*Task description*. With the images removed, reproduce each entry below word for word.

*Data listing*.

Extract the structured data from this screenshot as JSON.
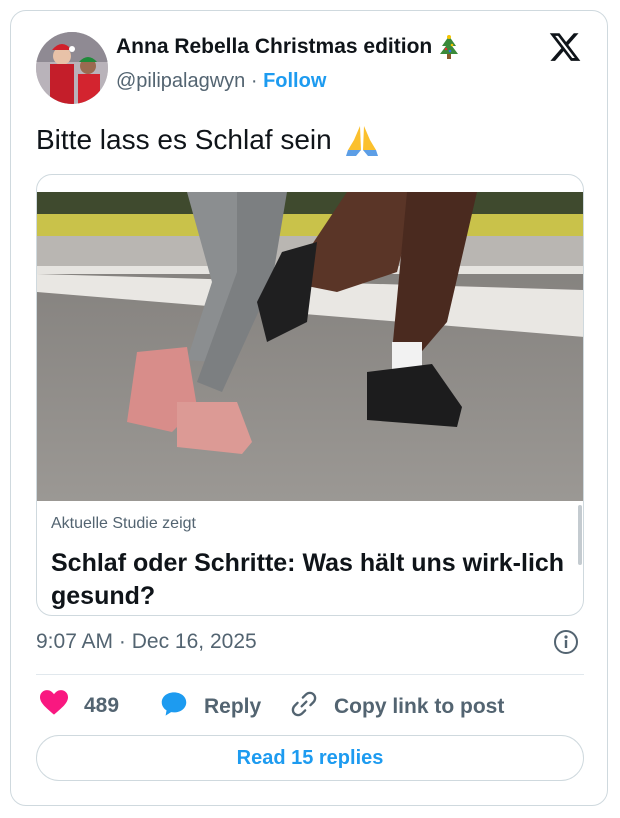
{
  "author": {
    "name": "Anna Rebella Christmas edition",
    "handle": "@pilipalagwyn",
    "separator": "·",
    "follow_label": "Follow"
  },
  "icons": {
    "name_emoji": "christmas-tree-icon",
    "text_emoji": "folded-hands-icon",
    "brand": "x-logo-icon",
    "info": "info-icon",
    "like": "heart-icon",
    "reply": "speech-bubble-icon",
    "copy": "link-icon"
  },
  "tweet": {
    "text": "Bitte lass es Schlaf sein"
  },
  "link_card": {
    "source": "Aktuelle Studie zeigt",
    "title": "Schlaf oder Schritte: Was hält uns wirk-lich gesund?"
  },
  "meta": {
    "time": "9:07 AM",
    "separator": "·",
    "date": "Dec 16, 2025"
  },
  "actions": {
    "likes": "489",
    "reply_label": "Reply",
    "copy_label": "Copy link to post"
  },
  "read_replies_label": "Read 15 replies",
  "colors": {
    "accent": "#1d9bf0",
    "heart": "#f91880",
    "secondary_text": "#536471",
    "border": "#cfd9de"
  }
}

*Solved exercise*.
Extract the structured data from this screenshot as JSON.
{
  "author": {
    "name": "Anna Rebella Christmas edition",
    "handle": "@pilipalagwyn",
    "separator": "·",
    "follow_label": "Follow"
  },
  "icons": {
    "name_emoji": "christmas-tree-icon",
    "text_emoji": "folded-hands-icon",
    "brand": "x-logo-icon",
    "info": "info-icon",
    "like": "heart-icon",
    "reply": "speech-bubble-icon",
    "copy": "link-icon"
  },
  "tweet": {
    "text": "Bitte lass es Schlaf sein"
  },
  "link_card": {
    "source": "Aktuelle Studie zeigt",
    "title": "Schlaf oder Schritte: Was hält uns wirk-lich gesund?"
  },
  "meta": {
    "time": "9:07 AM",
    "separator": "·",
    "date": "Dec 16, 2025"
  },
  "actions": {
    "likes": "489",
    "reply_label": "Reply",
    "copy_label": "Copy link to post"
  },
  "read_replies_label": "Read 15 replies",
  "colors": {
    "accent": "#1d9bf0",
    "heart": "#f91880",
    "secondary_text": "#536471",
    "border": "#cfd9de"
  }
}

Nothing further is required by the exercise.